National Geographic : 1963 Nov
Hospitable Ibans, or Sea Dyaks, in a longhouse on Sarawak's Rajang River spread rice wine and cakes for visitors, author Maurice Shadbolt (center) and NATIONAL GEO GRAPHIC photographer Winfield Parks (right). Once fierce warriors, these people now have one foot in the 20th century, as the sewing machine and radio reveal. But older women still go bare to the waist, and men wear elaborate tattoos. glers. And some were probably pirates. But it was the immigrants who claimed my atten tion-their lean bodies, thin faces, sad eyes. From as far as Timor, a month's journey, they had sailed to the promised land of Sabah. Often they are lucky and find a job and don't have to face the long voyage home on a pirate-ridden sea. For flourishing North Bor neo has room for more than its half a million 770 population. Thousands of desperate immi- grants pour each year through Sandakan and Tawau, twin boomtowns of North Borneo's expanding frontier. If they find work within two weeks, they may win permits to stay. Why do they come? "A man can get a fair day's pay for a fair day's work," one immi grant told me. "And there is no corruption," another said.
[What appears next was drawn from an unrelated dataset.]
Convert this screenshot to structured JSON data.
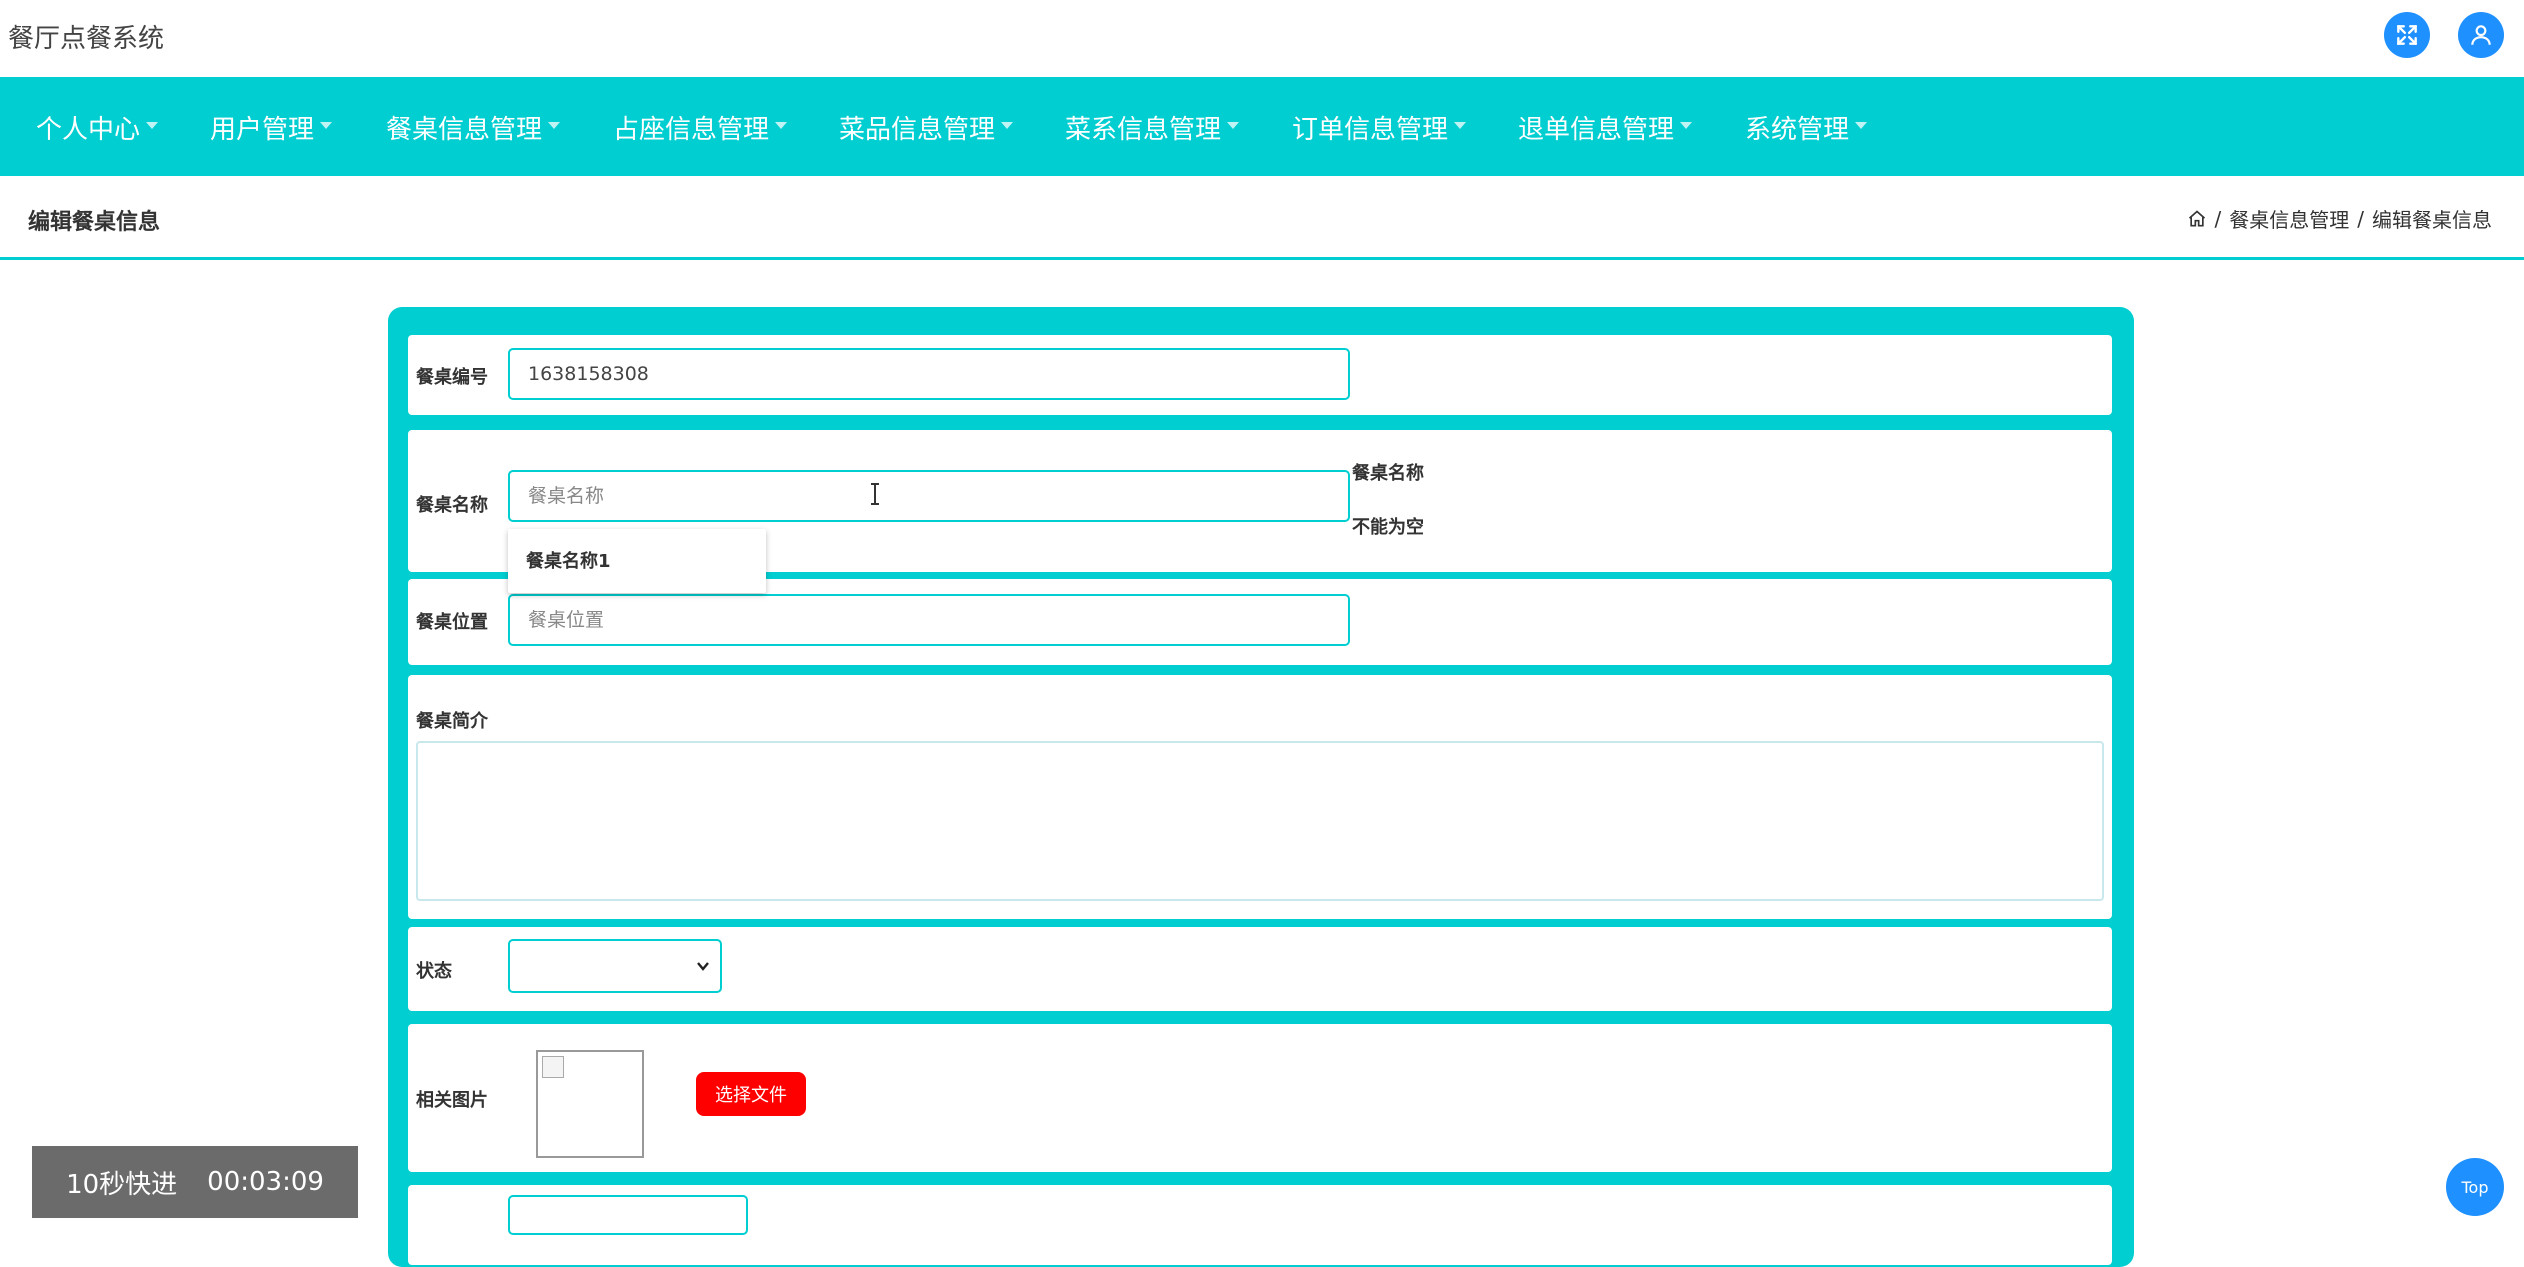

Tawau's bustle typifies North Borneo, one of the hardest hit regions of World War II.